━━━ Data provided ━━━

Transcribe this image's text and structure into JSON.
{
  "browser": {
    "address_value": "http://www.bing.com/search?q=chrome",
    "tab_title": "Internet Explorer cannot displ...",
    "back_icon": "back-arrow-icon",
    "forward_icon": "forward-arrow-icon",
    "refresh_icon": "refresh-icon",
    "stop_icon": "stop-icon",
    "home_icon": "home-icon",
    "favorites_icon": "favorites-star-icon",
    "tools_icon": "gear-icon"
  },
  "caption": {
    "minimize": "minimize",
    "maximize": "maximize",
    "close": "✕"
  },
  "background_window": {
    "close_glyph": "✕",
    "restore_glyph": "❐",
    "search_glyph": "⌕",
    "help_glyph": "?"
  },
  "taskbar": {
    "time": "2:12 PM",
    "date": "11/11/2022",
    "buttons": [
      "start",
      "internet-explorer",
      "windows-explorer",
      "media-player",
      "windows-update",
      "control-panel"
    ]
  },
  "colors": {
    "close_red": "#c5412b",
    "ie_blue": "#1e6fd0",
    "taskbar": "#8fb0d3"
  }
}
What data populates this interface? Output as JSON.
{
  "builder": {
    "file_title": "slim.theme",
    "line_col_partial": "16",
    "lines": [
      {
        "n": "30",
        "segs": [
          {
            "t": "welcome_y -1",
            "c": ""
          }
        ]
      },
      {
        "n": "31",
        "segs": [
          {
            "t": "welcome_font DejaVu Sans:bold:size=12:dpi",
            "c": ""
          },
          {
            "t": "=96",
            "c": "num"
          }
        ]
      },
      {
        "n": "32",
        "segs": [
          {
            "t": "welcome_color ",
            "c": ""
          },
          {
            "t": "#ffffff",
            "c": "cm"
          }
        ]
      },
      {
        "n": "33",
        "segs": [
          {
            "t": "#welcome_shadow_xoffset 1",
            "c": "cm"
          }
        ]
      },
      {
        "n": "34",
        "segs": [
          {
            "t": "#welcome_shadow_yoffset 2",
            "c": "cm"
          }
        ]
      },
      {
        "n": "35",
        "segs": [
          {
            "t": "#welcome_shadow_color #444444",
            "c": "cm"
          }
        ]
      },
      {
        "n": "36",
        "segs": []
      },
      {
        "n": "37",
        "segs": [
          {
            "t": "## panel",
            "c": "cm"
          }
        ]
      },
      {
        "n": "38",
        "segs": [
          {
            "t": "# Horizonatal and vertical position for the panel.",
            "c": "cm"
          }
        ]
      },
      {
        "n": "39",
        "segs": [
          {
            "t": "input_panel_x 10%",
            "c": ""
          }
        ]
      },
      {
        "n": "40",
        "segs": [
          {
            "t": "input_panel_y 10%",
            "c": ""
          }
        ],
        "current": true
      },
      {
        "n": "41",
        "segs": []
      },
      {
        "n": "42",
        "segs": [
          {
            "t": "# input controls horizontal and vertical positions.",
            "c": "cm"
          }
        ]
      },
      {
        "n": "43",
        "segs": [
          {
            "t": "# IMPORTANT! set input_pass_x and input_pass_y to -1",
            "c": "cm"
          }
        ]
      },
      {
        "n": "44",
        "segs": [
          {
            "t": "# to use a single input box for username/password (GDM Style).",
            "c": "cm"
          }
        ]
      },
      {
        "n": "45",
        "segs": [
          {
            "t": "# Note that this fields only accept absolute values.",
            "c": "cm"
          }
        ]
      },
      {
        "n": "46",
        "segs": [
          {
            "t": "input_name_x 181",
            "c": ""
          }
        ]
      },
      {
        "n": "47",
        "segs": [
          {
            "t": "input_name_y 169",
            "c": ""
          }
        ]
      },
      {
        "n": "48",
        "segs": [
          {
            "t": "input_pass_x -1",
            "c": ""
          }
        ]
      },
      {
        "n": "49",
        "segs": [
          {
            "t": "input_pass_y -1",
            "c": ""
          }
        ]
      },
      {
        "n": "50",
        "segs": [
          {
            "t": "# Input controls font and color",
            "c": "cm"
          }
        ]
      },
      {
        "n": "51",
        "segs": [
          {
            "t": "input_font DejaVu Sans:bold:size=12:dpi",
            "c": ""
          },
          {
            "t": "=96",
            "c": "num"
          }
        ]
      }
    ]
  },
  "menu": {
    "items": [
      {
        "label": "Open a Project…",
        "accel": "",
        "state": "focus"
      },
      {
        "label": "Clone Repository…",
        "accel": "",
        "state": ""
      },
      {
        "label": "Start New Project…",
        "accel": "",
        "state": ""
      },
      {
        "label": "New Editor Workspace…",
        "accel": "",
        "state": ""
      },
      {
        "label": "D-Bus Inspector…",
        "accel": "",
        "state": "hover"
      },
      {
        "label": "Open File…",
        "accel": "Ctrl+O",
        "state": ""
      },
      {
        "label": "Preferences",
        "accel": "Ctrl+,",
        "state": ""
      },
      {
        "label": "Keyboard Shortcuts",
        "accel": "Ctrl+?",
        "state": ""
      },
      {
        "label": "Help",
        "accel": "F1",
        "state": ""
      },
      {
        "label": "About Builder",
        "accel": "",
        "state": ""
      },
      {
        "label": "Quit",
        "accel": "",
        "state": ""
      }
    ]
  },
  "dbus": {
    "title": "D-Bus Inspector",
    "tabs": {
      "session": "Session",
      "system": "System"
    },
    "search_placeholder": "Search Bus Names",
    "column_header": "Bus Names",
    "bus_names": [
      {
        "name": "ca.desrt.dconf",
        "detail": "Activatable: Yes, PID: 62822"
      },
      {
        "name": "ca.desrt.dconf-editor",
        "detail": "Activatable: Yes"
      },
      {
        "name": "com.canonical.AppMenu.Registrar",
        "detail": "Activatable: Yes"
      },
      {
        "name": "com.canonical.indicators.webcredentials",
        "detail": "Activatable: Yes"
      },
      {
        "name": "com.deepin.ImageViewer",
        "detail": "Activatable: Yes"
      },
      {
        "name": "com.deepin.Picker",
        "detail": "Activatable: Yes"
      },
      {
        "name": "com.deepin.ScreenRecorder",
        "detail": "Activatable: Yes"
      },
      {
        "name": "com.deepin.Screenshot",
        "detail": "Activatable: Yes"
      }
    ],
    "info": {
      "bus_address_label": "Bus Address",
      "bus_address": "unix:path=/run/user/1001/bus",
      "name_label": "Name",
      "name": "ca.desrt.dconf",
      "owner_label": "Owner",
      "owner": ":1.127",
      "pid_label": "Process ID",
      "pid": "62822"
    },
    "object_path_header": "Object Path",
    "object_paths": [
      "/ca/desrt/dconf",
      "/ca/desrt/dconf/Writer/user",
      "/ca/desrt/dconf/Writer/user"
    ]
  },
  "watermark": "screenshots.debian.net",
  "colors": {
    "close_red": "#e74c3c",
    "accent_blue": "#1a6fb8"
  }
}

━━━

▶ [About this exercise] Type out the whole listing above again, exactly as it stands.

▶ [Task output]
Transcribe this image's text and structure into JSON.
{
  "browser": {
    "address_value": "http://www.bing.com/search?q=chrome",
    "tab_title": "Internet Explorer cannot displ...",
    "back_icon": "back-arrow-icon",
    "forward_icon": "forward-arrow-icon",
    "refresh_icon": "refresh-icon",
    "stop_icon": "stop-icon",
    "home_icon": "home-icon",
    "favorites_icon": "favorites-star-icon",
    "tools_icon": "gear-icon"
  },
  "caption": {
    "minimize": "minimize",
    "maximize": "maximize",
    "close": "✕"
  },
  "background_window": {
    "close_glyph": "✕",
    "restore_glyph": "❐",
    "search_glyph": "⌕",
    "help_glyph": "?"
  },
  "taskbar": {
    "time": "2:12 PM",
    "date": "11/11/2022",
    "buttons": [
      "start",
      "internet-explorer",
      "windows-explorer",
      "media-player",
      "windows-update",
      "control-panel"
    ]
  },
  "colors": {
    "close_red": "#c5412b",
    "ie_blue": "#1e6fd0",
    "taskbar": "#8fb0d3"
  }
}
What data populates this interface? Output as JSON.
{
  "builder": {
    "file_title": "slim.theme",
    "line_col_partial": "16",
    "lines": [
      {
        "n": "30",
        "segs": [
          {
            "t": "welcome_y -1",
            "c": ""
          }
        ]
      },
      {
        "n": "31",
        "segs": [
          {
            "t": "welcome_font DejaVu Sans:bold:size=12:dpi",
            "c": ""
          },
          {
            "t": "=96",
            "c": "num"
          }
        ]
      },
      {
        "n": "32",
        "segs": [
          {
            "t": "welcome_color ",
            "c": ""
          },
          {
            "t": "#ffffff",
            "c": "cm"
          }
        ]
      },
      {
        "n": "33",
        "segs": [
          {
            "t": "#welcome_shadow_xoffset 1",
            "c": "cm"
          }
        ]
      },
      {
        "n": "34",
        "segs": [
          {
            "t": "#welcome_shadow_yoffset 2",
            "c": "cm"
          }
        ]
      },
      {
        "n": "35",
        "segs": [
          {
            "t": "#welcome_shadow_color #444444",
            "c": "cm"
          }
        ]
      },
      {
        "n": "36",
        "segs": []
      },
      {
        "n": "37",
        "segs": [
          {
            "t": "## panel",
            "c": "cm"
          }
        ]
      },
      {
        "n": "38",
        "segs": [
          {
            "t": "# Horizonatal and vertical position for the panel.",
            "c": "cm"
          }
        ]
      },
      {
        "n": "39",
        "segs": [
          {
            "t": "input_panel_x 10%",
            "c": ""
          }
        ]
      },
      {
        "n": "40",
        "segs": [
          {
            "t": "input_panel_y 10%",
            "c": ""
          }
        ],
        "current": true
      },
      {
        "n": "41",
        "segs": []
      },
      {
        "n": "42",
        "segs": [
          {
            "t": "# input controls horizontal and vertical positions.",
            "c": "cm"
          }
        ]
      },
      {
        "n": "43",
        "segs": [
          {
            "t": "# IMPORTANT! set input_pass_x and input_pass_y to -1",
            "c": "cm"
          }
        ]
      },
      {
        "n": "44",
        "segs": [
          {
            "t": "# to use a single input box for username/password (GDM Style).",
            "c": "cm"
          }
        ]
      },
      {
        "n": "45",
        "segs": [
          {
            "t": "# Note that this fields only accept absolute values.",
            "c": "cm"
          }
        ]
      },
      {
        "n": "46",
        "segs": [
          {
            "t": "input_name_x 181",
            "c": ""
          }
        ]
      },
      {
        "n": "47",
        "segs": [
          {
            "t": "input_name_y 169",
            "c": ""
          }
        ]
      },
      {
        "n": "48",
        "segs": [
          {
            "t": "input_pass_x -1",
            "c": ""
          }
        ]
      },
      {
        "n": "49",
        "segs": [
          {
            "t": "input_pass_y -1",
            "c": ""
          }
        ]
      },
      {
        "n": "50",
        "segs": [
          {
            "t": "# Input controls font and color",
            "c": "cm"
          }
        ]
      },
      {
        "n": "51",
        "segs": [
          {
            "t": "input_font DejaVu Sans:bold:size=12:dpi",
            "c": ""
          },
          {
            "t": "=96",
            "c": "num"
          }
        ]
      }
    ]
  },
  "menu": {
    "items": [
      {
        "label": "Open a Project…",
        "accel": "",
        "state": "focus"
      },
      {
        "label": "Clone Repository…",
        "accel": "",
        "state": ""
      },
      {
        "label": "Start New Project…",
        "accel": "",
        "state": ""
      },
      {
        "label": "New Editor Workspace…",
        "accel": "",
        "state": ""
      },
      {
        "label": "D-Bus Inspector…",
        "accel": "",
        "state": "hover"
      },
      {
        "label": "Open File…",
        "accel": "Ctrl+O",
        "state": ""
      },
      {
        "label": "Preferences",
        "accel": "Ctrl+,",
        "state": ""
      },
      {
        "label": "Keyboard Shortcuts",
        "accel": "Ctrl+?",
        "state": ""
      },
      {
        "label": "Help",
        "accel": "F1",
        "state": ""
      },
      {
        "label": "About Builder",
        "accel": "",
        "state": ""
      },
      {
        "label": "Quit",
        "accel": "",
        "state": ""
      }
    ]
  },
  "dbus": {
    "title": "D-Bus Inspector",
    "tabs": {
      "session": "Session",
      "system": "System"
    },
    "search_placeholder": "Search Bus Names",
    "column_header": "Bus Names",
    "bus_names": [
      {
        "name": "ca.desrt.dconf",
        "detail": "Activatable: Yes, PID: 62822"
      },
      {
        "name": "ca.desrt.dconf-editor",
        "detail": "Activatable: Yes"
      },
      {
        "name": "com.canonical.AppMenu.Registrar",
        "detail": "Activatable: Yes"
      },
      {
        "name": "com.canonical.indicators.webcredentials",
        "detail": "Activatable: Yes"
      },
      {
        "name": "com.deepin.ImageViewer",
        "detail": "Activatable: Yes"
      },
      {
        "name": "com.deepin.Picker",
        "detail": "Activatable: Yes"
      },
      {
        "name": "com.deepin.ScreenRecorder",
        "detail": "Activatable: Yes"
      },
      {
        "name": "com.deepin.Screenshot",
        "detail": "Activatable: Yes"
      }
    ],
    "info": {
      "bus_address_label": "Bus Address",
      "bus_address": "unix:path=/run/user/1001/bus",
      "name_label": "Name",
      "name": "ca.desrt.dconf",
      "owner_label": "Owner",
      "owner": ":1.127",
      "pid_label": "Process ID",
      "pid": "62822"
    },
    "object_path_header": "Object Path",
    "object_paths": [
      "/ca/desrt/dconf",
      "/ca/desrt/dconf/Writer/user",
      "/ca/desrt/dconf/Writer/user"
    ]
  },
  "watermark": "screenshots.debian.net",
  "colors": {
    "close_red": "#e74c3c",
    "accent_blue": "#1a6fb8"
  }
}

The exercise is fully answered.